As more millennials graduate into better paying jobs, marriage and parenthood, real estate developers are doing all they can to entice this renter-nation generation to move to home ownership.
That means making urban homes more affordable, which means making them smaller.
The tiny house movement may still be something of a novelty on home-remodeling TV shows, but in downtown Washington, D.C., as in other major cities, the tiny condo movement is moving quickly into the mainstream.

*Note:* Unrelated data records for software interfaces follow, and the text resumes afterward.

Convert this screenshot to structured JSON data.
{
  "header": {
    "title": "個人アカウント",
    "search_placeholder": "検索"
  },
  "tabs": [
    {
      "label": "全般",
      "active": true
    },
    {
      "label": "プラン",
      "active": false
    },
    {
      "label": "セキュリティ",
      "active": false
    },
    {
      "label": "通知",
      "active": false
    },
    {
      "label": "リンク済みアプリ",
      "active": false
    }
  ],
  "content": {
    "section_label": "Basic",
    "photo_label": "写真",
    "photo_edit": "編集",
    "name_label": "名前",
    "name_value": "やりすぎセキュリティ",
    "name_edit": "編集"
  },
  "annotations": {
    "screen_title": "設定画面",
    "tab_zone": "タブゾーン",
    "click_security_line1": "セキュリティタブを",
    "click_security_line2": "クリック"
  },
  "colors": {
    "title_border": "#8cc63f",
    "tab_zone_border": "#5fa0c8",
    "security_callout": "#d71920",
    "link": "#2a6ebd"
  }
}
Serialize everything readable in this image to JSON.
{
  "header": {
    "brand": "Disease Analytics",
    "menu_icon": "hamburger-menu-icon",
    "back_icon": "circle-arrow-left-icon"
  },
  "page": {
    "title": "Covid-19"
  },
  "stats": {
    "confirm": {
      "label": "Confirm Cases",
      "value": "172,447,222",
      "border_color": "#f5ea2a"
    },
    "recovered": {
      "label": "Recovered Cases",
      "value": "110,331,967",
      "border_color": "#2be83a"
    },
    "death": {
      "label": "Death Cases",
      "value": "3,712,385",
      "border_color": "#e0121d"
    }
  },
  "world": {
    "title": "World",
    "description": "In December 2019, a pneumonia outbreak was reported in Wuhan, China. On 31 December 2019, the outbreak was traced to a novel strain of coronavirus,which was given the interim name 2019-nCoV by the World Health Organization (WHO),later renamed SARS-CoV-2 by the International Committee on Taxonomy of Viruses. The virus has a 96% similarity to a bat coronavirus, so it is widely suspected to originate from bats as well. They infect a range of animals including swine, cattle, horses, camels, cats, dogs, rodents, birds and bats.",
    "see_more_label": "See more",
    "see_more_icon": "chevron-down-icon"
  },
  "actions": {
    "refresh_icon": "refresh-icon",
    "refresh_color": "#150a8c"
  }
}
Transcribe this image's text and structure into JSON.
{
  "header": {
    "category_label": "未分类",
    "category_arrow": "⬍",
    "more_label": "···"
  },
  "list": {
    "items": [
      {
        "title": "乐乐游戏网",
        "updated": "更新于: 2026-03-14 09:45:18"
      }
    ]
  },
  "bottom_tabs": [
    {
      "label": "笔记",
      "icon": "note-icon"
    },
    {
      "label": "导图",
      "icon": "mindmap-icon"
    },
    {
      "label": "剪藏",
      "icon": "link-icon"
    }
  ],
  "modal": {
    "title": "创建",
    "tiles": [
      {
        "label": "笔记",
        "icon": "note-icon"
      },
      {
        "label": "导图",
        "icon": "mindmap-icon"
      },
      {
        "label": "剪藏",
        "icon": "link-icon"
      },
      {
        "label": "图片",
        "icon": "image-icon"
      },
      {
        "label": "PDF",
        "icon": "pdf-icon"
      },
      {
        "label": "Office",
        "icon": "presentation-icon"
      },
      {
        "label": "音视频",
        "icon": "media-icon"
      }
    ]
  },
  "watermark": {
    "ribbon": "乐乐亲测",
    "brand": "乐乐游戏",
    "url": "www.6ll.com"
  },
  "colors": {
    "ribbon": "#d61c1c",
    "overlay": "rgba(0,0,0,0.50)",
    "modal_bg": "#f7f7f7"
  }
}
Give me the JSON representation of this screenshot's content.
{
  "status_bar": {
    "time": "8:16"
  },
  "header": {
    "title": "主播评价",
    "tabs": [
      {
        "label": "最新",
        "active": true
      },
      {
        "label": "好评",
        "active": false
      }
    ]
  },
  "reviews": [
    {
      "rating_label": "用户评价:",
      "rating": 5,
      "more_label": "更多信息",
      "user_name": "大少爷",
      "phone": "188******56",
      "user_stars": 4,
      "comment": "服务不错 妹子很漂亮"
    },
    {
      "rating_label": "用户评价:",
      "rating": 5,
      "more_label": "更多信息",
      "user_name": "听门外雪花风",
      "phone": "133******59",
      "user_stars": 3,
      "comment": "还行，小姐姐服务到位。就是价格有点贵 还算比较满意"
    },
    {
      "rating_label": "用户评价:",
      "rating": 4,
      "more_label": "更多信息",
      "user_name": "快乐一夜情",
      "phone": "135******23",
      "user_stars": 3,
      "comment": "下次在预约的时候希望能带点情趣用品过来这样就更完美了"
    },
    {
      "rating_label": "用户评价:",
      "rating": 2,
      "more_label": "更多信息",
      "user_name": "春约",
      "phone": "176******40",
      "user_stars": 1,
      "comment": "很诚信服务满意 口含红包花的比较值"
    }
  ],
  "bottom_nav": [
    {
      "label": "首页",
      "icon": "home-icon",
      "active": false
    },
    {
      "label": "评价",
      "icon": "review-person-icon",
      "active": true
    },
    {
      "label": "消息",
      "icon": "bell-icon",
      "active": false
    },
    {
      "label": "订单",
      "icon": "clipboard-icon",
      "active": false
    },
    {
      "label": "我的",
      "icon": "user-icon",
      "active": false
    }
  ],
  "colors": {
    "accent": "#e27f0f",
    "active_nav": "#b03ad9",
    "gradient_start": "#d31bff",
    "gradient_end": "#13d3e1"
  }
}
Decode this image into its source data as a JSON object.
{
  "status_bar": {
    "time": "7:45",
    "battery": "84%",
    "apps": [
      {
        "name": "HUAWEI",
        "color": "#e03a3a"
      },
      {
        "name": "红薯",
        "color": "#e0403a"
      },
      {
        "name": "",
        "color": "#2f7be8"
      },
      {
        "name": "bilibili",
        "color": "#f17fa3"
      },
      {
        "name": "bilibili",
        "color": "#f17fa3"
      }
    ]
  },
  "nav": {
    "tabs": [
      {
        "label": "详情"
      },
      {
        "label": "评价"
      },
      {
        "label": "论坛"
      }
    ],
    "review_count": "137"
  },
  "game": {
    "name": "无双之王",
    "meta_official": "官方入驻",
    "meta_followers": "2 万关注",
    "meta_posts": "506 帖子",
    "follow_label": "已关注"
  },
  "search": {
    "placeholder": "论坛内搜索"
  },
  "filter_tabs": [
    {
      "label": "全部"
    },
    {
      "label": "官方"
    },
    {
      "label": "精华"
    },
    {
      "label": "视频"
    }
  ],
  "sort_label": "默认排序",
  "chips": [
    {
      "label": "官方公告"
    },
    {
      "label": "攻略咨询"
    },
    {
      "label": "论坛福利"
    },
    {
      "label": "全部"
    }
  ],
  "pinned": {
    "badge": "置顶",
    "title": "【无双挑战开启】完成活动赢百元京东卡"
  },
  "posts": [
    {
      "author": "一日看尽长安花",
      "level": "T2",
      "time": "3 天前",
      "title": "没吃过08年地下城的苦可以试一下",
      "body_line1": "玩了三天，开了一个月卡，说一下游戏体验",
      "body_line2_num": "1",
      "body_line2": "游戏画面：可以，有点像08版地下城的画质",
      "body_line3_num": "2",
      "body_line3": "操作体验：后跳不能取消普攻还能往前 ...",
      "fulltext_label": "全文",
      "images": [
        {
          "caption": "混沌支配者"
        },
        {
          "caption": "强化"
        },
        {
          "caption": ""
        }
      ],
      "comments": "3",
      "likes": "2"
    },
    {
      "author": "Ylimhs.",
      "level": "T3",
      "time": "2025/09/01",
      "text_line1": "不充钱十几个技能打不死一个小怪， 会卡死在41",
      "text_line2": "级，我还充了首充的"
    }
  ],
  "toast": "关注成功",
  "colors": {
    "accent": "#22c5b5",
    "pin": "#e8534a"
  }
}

"They definitely notice it's smaller, so it is an explanation; it takes a little bit of an adjustment," said Chris Ballard, principal at McWilliams/Ballard, a marketing firm. Ballard works with the Peterson Cos., the developer of Ontario 17, a new condominium building in D.C.'s young and vibrant Adams Morgan neighborhood.